Organic waste from the garden
In contrast to food and kitchen waste, there were and are usually no major problems with the recycling of garden and park waste.
In practically all municipalities and syndicates, the separate acceptance and recycling of green and shrub cuttings has been offered since the 1970s. However, at that time there were no composting plants; initially the garden and green waste ended up in special landfills or was incinerated. It was only in the 1990s that composting plants were created, which worked with modern technology and marketed quality-tested compost.
Here, the coarse garden and green waste, such as shrub cuttings, branches are first shredded and then mixed with the finer material, such as leaves, grass, unprocessed vegetable waste, etc., and then placed on so-called windrows. These are, for example, elongated triangular heaps (triangular windrows) that are turned over at regular intervals so that the inner layers are turned to the outside and vice versa. This serves to ensure that as many parts as possible come into contact with oxygen, allowing them to decompose faster and preventing anaerobic rot.

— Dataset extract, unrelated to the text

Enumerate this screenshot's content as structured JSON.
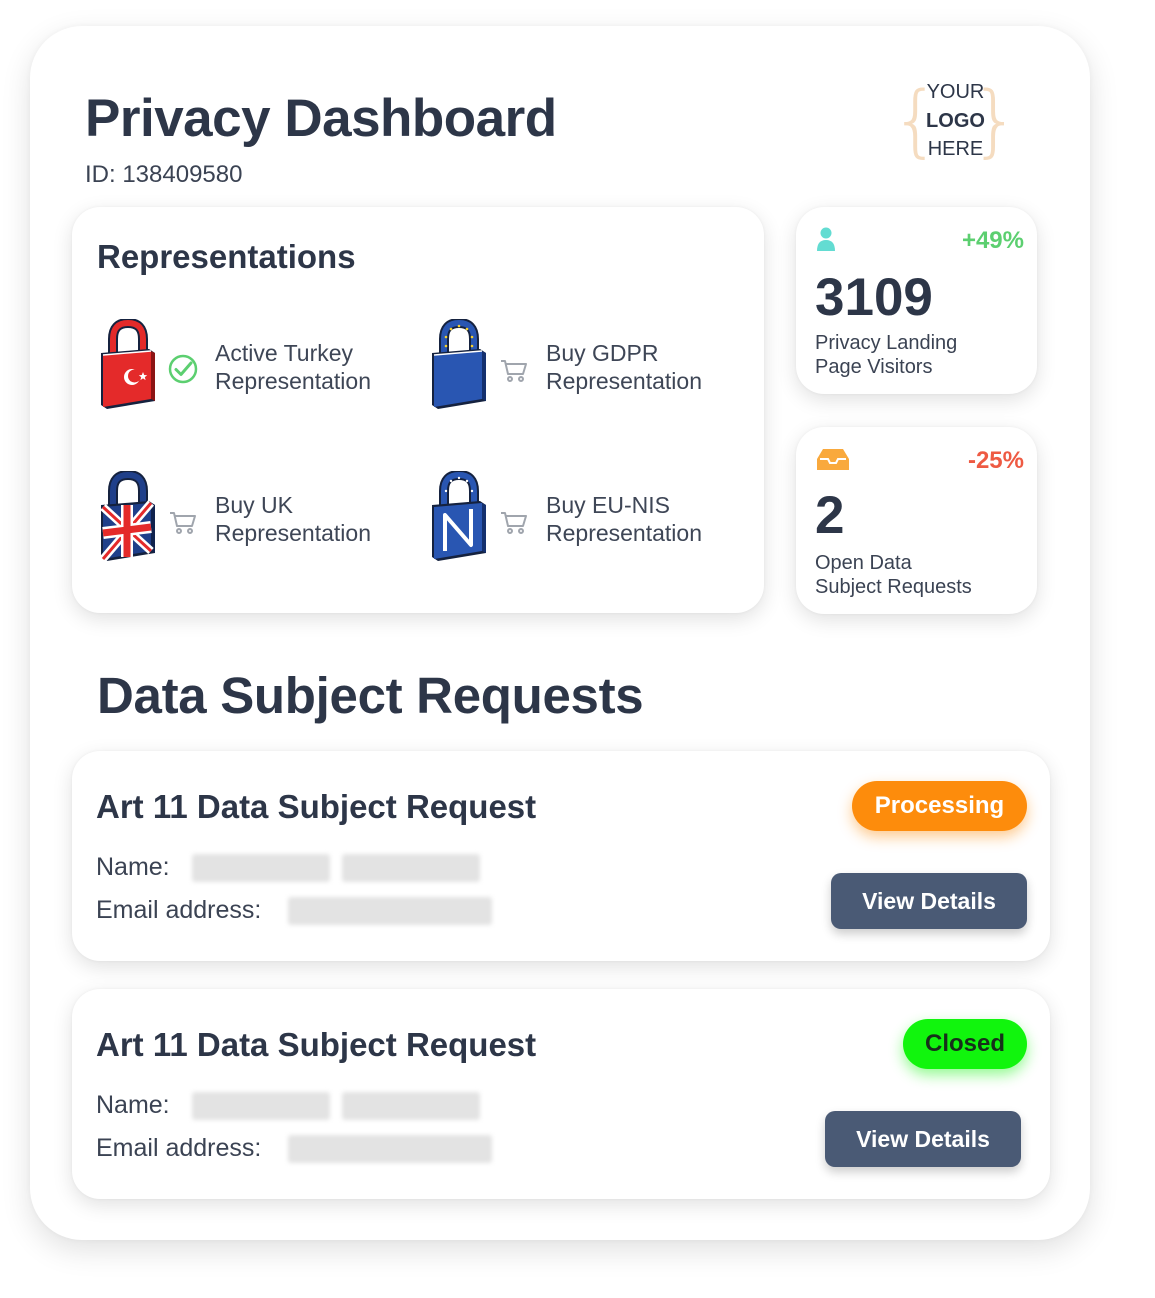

The disadvantage of pure composting, however, is that the heat and energy generated, as well as the gases produced during decomposition, are not used. The Minett Kompost facility in Monnerich therefore relies on a combination of composting and fermentation. In this way, the non-fermentable woody garden and green waste can be recycled together with kitchen waste, and organic waste from the garden and kitchen waste can be collected from the consumer in a green bin.

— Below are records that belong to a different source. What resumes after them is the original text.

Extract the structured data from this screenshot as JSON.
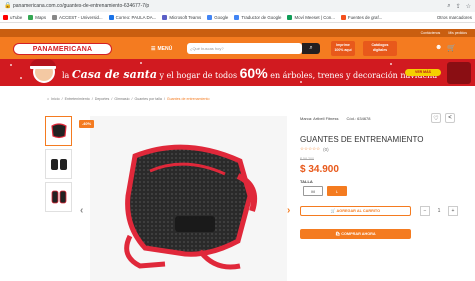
{
  "browser": {
    "url": "panamericana.com.co/guantes-de-entrenamiento-634677-7/p",
    "bookmarks": [
      {
        "label": "uTube",
        "color": "#ff0000"
      },
      {
        "label": "Maps",
        "color": "#34a853"
      },
      {
        "label": "ACCEST - Universid...",
        "color": "#888888"
      },
      {
        "label": "Correo: PAULA DA...",
        "color": "#1a73e8"
      },
      {
        "label": "Microsoft Teams",
        "color": "#5b5fc7"
      },
      {
        "label": "Google",
        "color": "#4285f4"
      },
      {
        "label": "Traductor de Google",
        "color": "#4285f4"
      },
      {
        "label": "Moví Meeset | Con...",
        "color": "#0f9d58"
      },
      {
        "label": "Fuentes de graf...",
        "color": "#f4511e"
      }
    ],
    "other_bookmarks": "Otros marcadores"
  },
  "header": {
    "top_links": [
      "Contáctenos",
      "Mis pedidos"
    ],
    "logo": "PANAMERICANA",
    "menu_label": "MENÚ",
    "search_placeholder": "¿Qué buscas hoy?",
    "search_icon": "search-icon",
    "promo_1": [
      "Imprime",
      "100% aquí"
    ],
    "promo_2": [
      "Catálogos",
      "digitales"
    ],
    "accent_color": "#f47b20"
  },
  "banner": {
    "part1": "la ",
    "highlight": "Casa de santa",
    "part2": " y el hogar de todos ",
    "pct": "60%",
    "part3": " en árboles, trenes y decoración navideña",
    "cta": "VER MÁS"
  },
  "breadcrumb": {
    "items": [
      "Inicio",
      "Entretenimiento",
      "Deportes",
      "Gimnasio",
      "Guantes por talla"
    ],
    "current": "Guantes de entrenamiento"
  },
  "gallery": {
    "badge": "-40%"
  },
  "product": {
    "brand": "Marca: Artbell Fitness",
    "code": "Cód.: 634678",
    "title": "GUANTES DE ENTRENAMIENTO",
    "stars": "☆☆☆☆☆",
    "reviews": "(0)",
    "old_price": "$ 58.200",
    "price": "$ 34.900",
    "size_label": "TALLA",
    "sizes": [
      "M",
      "L"
    ],
    "selected_size": "L",
    "add_to_cart": "AGREGAR AL CARRITO",
    "buy_now": "COMPRAR AHORA",
    "qty": "1",
    "minus": "−",
    "plus": "+"
  }
}
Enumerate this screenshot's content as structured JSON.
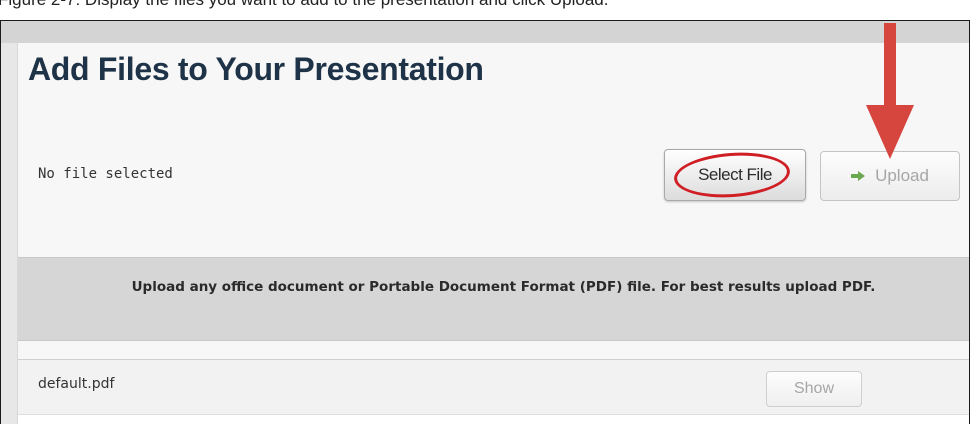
{
  "instruction_text": "Figure 2-7: Display the files you want to add to the presentation and click Upload.",
  "dialog": {
    "title": "Add Files to Your Presentation",
    "file_status": "No file selected",
    "select_file_label": "Select File",
    "upload_label": "Upload",
    "info_text": "Upload any office document or Portable Document Format (PDF) file.  For best results upload PDF.",
    "files": [
      {
        "name": "default.pdf",
        "action_label": "Show"
      }
    ]
  },
  "annotations": {
    "highlight_color": "#cf1f25",
    "arrow_target": "upload-button",
    "ring_target": "select-file-button"
  },
  "icons": {
    "upload": "green-arrow-right-icon",
    "annotation": "red-arrow-down-icon"
  },
  "colors": {
    "title": "#1e3347",
    "annotation_red": "#d6463f",
    "upload_arrow_green": "#6aa84f",
    "panel_bg": "#f7f7f7",
    "info_bg": "#d6d6d6"
  }
}
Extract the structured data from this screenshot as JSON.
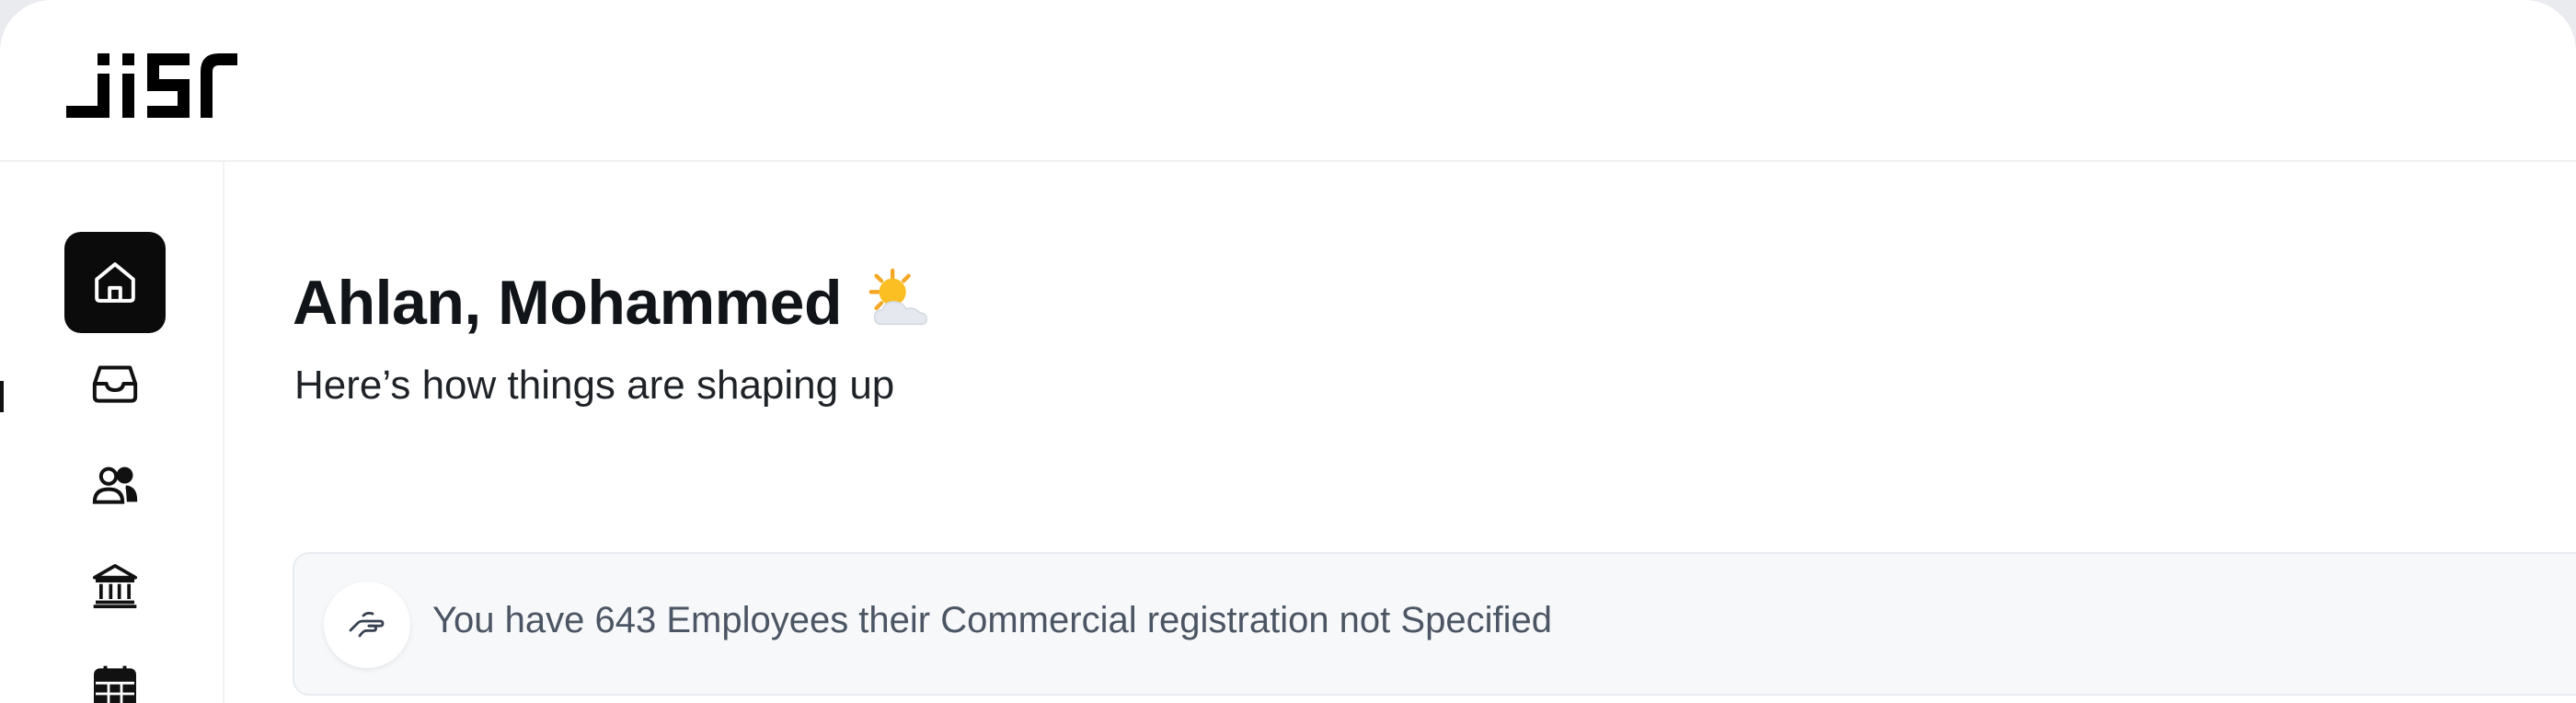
{
  "app": {
    "logo_text": "JISR"
  },
  "sidebar": {
    "items": [
      {
        "name": "home",
        "icon": "home-icon",
        "active": true
      },
      {
        "name": "inbox",
        "icon": "inbox-icon",
        "active": false
      },
      {
        "name": "employees",
        "icon": "users-icon",
        "active": false
      },
      {
        "name": "organization",
        "icon": "bank-icon",
        "active": false
      },
      {
        "name": "calendar",
        "icon": "calendar-icon",
        "active": false
      }
    ]
  },
  "main": {
    "greeting": "Ahlan, Mohammed",
    "greeting_icon": "sun-behind-cloud-icon",
    "subtitle": "Here’s how things are shaping up",
    "banner": {
      "icon": "hand-pointing-icon",
      "text": "You have 643 Employees their Commercial registration not Specified"
    }
  },
  "colors": {
    "active_nav": "#0b0b0b",
    "banner_bg": "#f6f8fa",
    "banner_text": "#4b5563"
  }
}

What can the consumer do ?
- Use the organic waste bin if it is offered in your community.
- Collect organic waste separately in the kitchen. Make sure that the humidity does not get too high.
- Use the option of self-composting if you have the possibility and can use the compost in your garden.

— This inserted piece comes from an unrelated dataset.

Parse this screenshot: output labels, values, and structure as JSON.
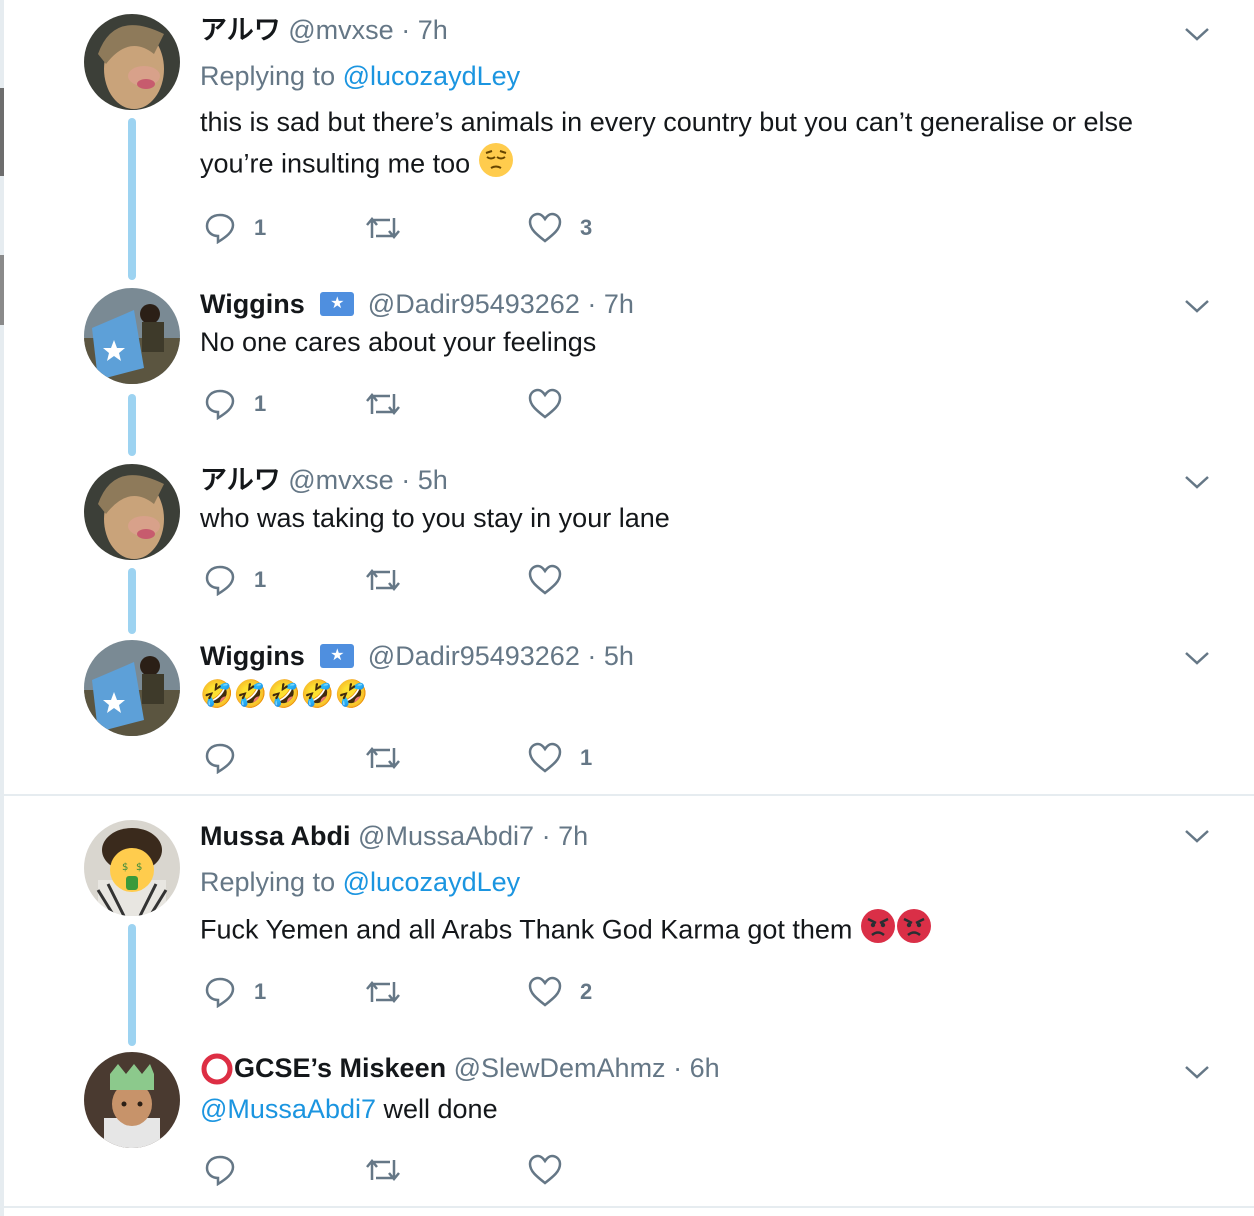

- When using the organic waste bin:
Make sure that the bin stays clean (e.g. by using newspapers, if allowed). Empty the pre-sorting bin at least 2 times a week.
- Put your organic waste bin out every time it is collected, even if it is not full, and choose a shady spot.
The recycling of organic waste is very important. It provides resources for the production of energy. It serves climate protection so directly because the gases produced are used. The production and use of compost also contributes to CO2 reduction.
Under no circumstances should garden and green waste be burnt for disposal purposes. Even dry, clean material causes nuisance to fellow human beings and means senseless energy destruction and greenhouse gas production. Only the processing of woody garden and park waste into woodchips for use in modern heating systems can be environmentally friendly. However, care must be taken here that not too many nutrients are removed from the habitats.
Disorderly dumping in the forest is not allowed, as this not only does not look good but also affects the habitats of animals and plants.
Further questions can be answered by the SDK and, of course, the contact persons of the municipalities and syndicates.